If they don't watch the material before going to class, they can't particiapate in the practice. In the traditional classroom there are also students who never do their homework. There are more chances a student is going to watch a short video lecture than not.
I agree that doing everything during school time would be better. That would give students the 8 hours of free time every person needs in an ideal situation, after 8 hours of work, and 8 hours of sleep.
That is a different problem that has to be solved individually. I have suggested that schools could find some help from a local company. But if the schools don't go and talk with the companies the companies can't do anything.
The blogs and comments posted on EnterpriseEfficiency.com do not reflect the views of TechWeb, EnterpriseEfficiency.com, or its sponsors. EnterpriseEfficiency.com, TechWeb, and its sponsors do not assume responsibility for any comments, claims, or opinions made by authors and bloggers. They are no substitute for your own research and should not be relied upon for trading or any other purpose.
Please join us for the "IT Convergence Strategies: Why, When and How " to learn more about:
• 5 truths about infrastructure convergence today that go beyond the hype
• How to exploit the 4 phases of convergence maximum efficiency and agility
• Key milestones to plan for on the convergence journey
• Why integrated management is a critical component of convergence plans
• The importance of an open, modular approach, such as Dell’s active infrastructure, to building a converged data center
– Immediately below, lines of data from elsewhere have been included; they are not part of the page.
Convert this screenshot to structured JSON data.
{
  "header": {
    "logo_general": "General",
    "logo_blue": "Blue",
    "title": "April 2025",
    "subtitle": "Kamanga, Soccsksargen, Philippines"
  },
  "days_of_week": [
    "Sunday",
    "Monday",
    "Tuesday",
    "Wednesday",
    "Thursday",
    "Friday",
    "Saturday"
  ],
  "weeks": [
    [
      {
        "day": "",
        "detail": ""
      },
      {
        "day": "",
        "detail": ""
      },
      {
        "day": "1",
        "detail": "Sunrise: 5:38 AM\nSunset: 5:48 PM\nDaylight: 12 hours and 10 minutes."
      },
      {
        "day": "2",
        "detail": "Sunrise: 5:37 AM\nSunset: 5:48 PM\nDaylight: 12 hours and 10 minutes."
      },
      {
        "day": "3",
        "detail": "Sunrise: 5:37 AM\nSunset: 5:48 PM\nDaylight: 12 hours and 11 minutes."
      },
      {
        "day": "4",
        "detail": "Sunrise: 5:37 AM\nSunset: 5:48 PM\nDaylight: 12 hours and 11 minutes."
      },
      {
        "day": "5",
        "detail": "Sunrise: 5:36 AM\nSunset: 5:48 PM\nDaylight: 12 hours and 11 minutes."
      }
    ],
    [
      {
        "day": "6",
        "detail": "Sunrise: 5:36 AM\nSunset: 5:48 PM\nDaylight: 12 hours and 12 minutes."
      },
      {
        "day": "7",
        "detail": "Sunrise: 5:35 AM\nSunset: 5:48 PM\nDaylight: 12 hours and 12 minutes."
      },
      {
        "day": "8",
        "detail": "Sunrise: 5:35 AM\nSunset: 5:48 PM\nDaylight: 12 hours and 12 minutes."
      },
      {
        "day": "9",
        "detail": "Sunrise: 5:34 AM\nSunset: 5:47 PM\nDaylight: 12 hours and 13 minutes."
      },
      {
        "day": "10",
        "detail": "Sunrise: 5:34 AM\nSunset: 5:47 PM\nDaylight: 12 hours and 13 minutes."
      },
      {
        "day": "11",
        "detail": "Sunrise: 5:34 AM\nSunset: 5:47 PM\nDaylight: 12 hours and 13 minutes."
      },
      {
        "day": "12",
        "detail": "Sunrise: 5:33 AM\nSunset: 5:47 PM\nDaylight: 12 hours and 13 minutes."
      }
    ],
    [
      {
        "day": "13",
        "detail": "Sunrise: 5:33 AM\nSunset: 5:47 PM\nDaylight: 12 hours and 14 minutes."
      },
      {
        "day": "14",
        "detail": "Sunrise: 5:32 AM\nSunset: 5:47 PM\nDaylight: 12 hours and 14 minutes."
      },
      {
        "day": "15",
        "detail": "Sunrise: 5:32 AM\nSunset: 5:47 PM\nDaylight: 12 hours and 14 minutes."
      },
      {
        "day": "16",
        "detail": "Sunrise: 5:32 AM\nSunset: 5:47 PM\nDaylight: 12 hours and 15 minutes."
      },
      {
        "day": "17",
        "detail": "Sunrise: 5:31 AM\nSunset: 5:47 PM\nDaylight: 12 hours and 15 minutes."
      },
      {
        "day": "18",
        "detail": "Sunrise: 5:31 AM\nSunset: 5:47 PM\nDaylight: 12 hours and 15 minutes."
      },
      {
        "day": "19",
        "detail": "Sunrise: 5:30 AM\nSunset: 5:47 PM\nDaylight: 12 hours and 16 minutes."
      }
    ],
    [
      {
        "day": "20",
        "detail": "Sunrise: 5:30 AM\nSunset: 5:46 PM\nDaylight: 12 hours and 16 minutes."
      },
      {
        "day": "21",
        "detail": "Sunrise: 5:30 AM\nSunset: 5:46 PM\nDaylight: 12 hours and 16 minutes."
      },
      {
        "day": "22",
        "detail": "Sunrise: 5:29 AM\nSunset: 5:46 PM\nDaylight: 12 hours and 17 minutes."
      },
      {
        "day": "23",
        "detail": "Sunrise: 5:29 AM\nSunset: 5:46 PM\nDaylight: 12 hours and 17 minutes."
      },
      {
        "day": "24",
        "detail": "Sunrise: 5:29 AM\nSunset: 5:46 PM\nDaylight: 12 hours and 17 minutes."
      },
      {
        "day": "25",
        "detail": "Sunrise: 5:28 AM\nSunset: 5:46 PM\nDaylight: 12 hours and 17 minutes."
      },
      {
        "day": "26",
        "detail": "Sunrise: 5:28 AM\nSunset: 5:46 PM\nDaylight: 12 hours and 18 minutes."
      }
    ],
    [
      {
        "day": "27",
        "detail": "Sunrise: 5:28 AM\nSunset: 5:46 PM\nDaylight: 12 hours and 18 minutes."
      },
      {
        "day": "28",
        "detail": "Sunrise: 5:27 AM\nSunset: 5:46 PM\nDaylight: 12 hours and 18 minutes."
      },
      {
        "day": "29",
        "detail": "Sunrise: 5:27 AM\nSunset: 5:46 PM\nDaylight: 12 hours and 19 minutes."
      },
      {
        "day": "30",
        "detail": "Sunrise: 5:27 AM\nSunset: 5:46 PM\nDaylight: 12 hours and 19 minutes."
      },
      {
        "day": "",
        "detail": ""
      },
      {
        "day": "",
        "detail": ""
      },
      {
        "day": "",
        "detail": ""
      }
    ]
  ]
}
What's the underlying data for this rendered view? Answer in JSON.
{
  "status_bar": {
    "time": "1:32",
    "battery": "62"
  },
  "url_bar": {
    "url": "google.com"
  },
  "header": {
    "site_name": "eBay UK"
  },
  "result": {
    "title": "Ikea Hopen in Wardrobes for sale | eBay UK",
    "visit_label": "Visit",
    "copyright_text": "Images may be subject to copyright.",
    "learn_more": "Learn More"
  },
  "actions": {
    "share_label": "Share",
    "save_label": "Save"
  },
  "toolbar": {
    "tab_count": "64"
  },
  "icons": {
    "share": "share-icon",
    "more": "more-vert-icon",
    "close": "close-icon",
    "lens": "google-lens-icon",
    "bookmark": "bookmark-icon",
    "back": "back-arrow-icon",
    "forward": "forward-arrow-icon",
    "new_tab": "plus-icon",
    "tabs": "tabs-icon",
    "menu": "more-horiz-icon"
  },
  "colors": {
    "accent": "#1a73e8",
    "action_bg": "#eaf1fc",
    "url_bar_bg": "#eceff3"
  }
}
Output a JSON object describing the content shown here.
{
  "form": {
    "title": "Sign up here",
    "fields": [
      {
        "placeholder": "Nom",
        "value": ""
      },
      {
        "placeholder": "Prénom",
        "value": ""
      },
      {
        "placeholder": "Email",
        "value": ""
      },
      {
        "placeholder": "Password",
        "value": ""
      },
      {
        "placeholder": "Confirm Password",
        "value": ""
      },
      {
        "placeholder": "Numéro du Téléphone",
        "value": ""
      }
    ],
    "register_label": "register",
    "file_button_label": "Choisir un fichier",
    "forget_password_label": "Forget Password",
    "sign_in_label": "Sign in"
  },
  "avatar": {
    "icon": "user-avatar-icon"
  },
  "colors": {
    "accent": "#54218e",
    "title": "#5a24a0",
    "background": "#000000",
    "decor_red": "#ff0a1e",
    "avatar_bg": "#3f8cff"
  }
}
Enterprise Efficiency is looking for engaged readers to moderate the message boards on this site. Engage in high-IQ conversations with IT industry leaders; earn kudos and perks. Interested? E-mail: firstname.lastname@example.org
Dell's Efficiency Modeling Tool The major problem facing the CIO is how to measure the effectiveness of the IT department. Learn how Dell’s Efficiency Modeling Tool gives the CIO two clear, powerful numbers: Efficiency Quotient and Impact Quotient. These numbers can be transforma¬tive not only to the department, but to the entire enterprise. Read the full report
Now that TGen has broken new ground in genomic research by using Dell's storage, cloud, and high-performance computing solutions, the company discusses what will come next for it and for personalized medicine.
The Translational Genomics Research Institute wanted to save lives, but its efforts were hobbled by immense computing challenges related to collecting, processing, sharing, and storing enormous amounts of data.
VMware has a new solution to the MDM problem, two virtual phones inside a real phone, at least for Android phones. Currently limited to two models, the idea could expand and provide a way of letting companies harmonize their need to manage corporate use of phones while preserving BYOD.
There's a lot of hype about virtualization of networks, NaaS, and SDN, but there's a couple of proven applications that enterprises could adopt right now and potentially save money and improve operations.
Skype/Outlook UC integration means we're going to have competition and fragmentation of UC client architectures, but is that bad? Modern devices can support IM, email, voice, and video clients, so maybe it's the back end of UC we need to be worried about.
Workers are now used to portable device support throughout their everyday lives. We should be looking at the policy of providing fixed-desk devices to support stationary workers. Could portable support be smarter?
Input devices run the gamut, from the humble Missile Command-style trackball to advanced speech recognition. Unfortunately, these input devices can be used for evil as well as good. Case in point: mobile ads that want you to talk to them.
Enterprises want three things in storage systems: First is some speech-recognition way of capturing videoconference data for indexing; second is semantic/AI analysis of emails and IM for content indexing; third is a better system for managing hierarchical layers of storage.